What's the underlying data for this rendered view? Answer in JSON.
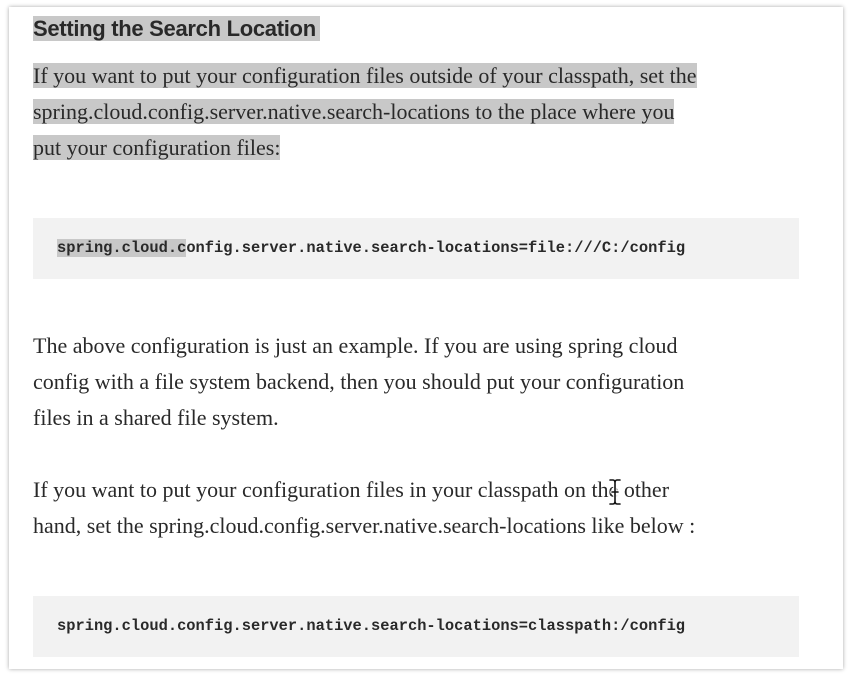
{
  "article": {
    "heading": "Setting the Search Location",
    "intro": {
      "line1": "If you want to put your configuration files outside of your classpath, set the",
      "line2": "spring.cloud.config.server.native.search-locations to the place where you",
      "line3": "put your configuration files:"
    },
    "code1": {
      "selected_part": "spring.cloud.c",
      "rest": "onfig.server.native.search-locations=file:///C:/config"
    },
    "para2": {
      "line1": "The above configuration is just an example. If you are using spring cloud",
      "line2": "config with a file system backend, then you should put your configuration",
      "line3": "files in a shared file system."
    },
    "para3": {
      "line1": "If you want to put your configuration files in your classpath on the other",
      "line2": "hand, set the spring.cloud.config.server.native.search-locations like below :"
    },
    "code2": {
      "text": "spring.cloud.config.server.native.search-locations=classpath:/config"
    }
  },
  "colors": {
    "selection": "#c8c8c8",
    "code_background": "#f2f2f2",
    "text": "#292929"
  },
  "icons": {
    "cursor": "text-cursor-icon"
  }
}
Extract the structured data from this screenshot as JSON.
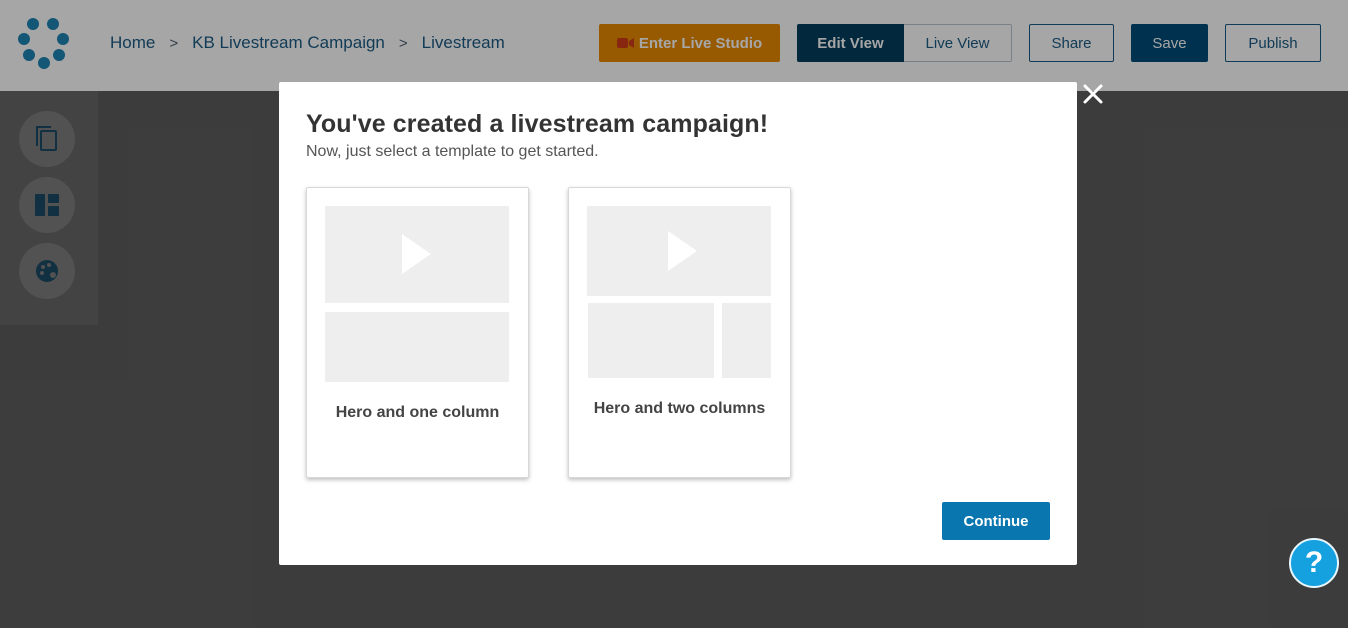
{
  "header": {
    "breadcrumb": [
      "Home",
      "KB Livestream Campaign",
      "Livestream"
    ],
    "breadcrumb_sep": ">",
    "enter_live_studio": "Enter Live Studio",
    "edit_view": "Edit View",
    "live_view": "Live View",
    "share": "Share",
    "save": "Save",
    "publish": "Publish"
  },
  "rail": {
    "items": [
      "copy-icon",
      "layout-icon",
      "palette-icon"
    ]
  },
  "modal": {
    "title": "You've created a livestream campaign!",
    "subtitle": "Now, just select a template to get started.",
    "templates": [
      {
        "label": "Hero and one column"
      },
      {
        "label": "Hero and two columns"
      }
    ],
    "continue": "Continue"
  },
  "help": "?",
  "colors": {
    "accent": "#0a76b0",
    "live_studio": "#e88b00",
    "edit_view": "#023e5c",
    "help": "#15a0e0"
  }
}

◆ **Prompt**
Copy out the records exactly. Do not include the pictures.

◆ **Your response**
What's the underlying data for this rendered view? Answer in JSON.
{
  "article": {
    "heading": "Setting the Search Location",
    "intro": {
      "line1": "If you want to put your configuration files outside of your classpath, set the",
      "line2": "spring.cloud.config.server.native.search-locations to the place where you",
      "line3": "put your configuration files:"
    },
    "code1": {
      "selected_part": "spring.cloud.c",
      "rest": "onfig.server.native.search-locations=file:///C:/config"
    },
    "para2": {
      "line1": "The above configuration is just an example. If you are using spring cloud",
      "line2": "config with a file system backend, then you should put your configuration",
      "line3": "files in a shared file system."
    },
    "para3": {
      "line1": "If you want to put your configuration files in your classpath on the other",
      "line2": "hand, set the spring.cloud.config.server.native.search-locations like below :"
    },
    "code2": {
      "text": "spring.cloud.config.server.native.search-locations=classpath:/config"
    }
  },
  "colors": {
    "selection": "#c8c8c8",
    "code_background": "#f2f2f2",
    "text": "#292929"
  },
  "icons": {
    "cursor": "text-cursor-icon"
  }
}
Extract the structured data from this screenshot as JSON.
{
  "header": {
    "breadcrumb": [
      "Home",
      "KB Livestream Campaign",
      "Livestream"
    ],
    "breadcrumb_sep": ">",
    "enter_live_studio": "Enter Live Studio",
    "edit_view": "Edit View",
    "live_view": "Live View",
    "share": "Share",
    "save": "Save",
    "publish": "Publish"
  },
  "rail": {
    "items": [
      "copy-icon",
      "layout-icon",
      "palette-icon"
    ]
  },
  "modal": {
    "title": "You've created a livestream campaign!",
    "subtitle": "Now, just select a template to get started.",
    "templates": [
      {
        "label": "Hero and one column"
      },
      {
        "label": "Hero and two columns"
      }
    ],
    "continue": "Continue"
  },
  "help": "?",
  "colors": {
    "accent": "#0a76b0",
    "live_studio": "#e88b00",
    "edit_view": "#023e5c",
    "help": "#15a0e0"
  }
}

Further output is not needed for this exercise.